If you use keyboard shortcuts to interact with your web browser or desktop, you will find many Google sites use keyboard bindings by default. This breaks these normal keyboard shortcuts for the browser or desktop, which is an exceptionally bad user experience. As a developer, it is easy to think about how a user interacts with your application/website, and nothing else. Developers of web, desktop, tablet, and phone applications should remember theirs will be just one of many applications the user interacts with.
The User is the most important part of UI and UX
Recently, the iOS 11 calculator put fancy animations before working correctly. A $700 iPhone from 2017 cannot process input as fast as a Sharp EL-8 from 1971. For the iOS calculator to work correctly (until the patch is released), you have to pause and wait between button presses, and are given no indication that your input is incorrect if you do not.

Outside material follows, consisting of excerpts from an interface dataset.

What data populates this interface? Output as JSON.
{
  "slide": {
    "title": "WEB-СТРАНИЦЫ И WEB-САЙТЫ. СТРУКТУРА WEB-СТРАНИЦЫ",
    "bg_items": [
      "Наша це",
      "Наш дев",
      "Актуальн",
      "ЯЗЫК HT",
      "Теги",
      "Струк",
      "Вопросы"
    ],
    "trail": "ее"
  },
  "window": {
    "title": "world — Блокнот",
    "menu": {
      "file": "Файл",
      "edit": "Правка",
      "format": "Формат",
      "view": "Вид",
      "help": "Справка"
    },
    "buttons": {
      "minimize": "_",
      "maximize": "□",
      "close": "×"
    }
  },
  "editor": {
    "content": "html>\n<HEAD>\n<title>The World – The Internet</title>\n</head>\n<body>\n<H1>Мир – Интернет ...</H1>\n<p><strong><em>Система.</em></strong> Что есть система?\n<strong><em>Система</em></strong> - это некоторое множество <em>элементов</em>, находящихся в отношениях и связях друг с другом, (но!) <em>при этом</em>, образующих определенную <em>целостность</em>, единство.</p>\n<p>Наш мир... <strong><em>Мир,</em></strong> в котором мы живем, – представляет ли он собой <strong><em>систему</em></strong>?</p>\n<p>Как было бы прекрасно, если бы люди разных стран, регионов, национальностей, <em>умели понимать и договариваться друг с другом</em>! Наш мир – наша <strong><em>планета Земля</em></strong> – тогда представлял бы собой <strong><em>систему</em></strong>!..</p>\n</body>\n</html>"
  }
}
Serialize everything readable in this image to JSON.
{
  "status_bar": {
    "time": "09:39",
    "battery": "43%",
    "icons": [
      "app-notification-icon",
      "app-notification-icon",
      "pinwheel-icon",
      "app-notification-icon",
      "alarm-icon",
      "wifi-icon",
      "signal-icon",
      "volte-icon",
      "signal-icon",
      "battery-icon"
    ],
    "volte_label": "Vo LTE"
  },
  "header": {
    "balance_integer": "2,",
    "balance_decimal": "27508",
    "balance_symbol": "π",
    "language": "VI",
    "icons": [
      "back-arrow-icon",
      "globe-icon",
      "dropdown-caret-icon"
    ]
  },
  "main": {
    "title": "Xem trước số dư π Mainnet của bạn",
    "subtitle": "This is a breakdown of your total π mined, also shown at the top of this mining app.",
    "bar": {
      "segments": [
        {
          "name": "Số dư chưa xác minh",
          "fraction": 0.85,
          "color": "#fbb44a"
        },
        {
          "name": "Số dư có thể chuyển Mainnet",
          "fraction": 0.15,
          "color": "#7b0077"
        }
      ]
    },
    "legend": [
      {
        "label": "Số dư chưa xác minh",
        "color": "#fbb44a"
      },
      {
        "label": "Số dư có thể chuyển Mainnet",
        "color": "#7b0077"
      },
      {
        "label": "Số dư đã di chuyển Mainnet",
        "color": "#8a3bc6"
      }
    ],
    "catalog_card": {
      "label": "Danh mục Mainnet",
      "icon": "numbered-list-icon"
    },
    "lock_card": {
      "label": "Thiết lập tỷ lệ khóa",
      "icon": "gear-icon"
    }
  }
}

Track pads with physical buttons and marked scroll areas are now a thing of the past. Product designers decided a featureless trackpad was more aesthetically pleasing, and users of it are left simply hoping the computer will interpret their finger movements and positions as "left click", "right click", and "scroll".
It is bad enough when products are designed to look pretty first, and be easy
to use second.
But a perhaps a worse sin is products that are designed to demo well, above
Gestures are the flag ship
UI feature for this usability failure.
No one possibly thought that a scroll wheel or pressing
TAB was too
difficult, and that instead it would be easier to make some arcane finger
movements on a trackpad in order to interact with windows.
Pretending you are Harry Potter when interacting with your computer certainly
looks cool if you are on a stage.
Not so cool when you are actually trying to use your computer.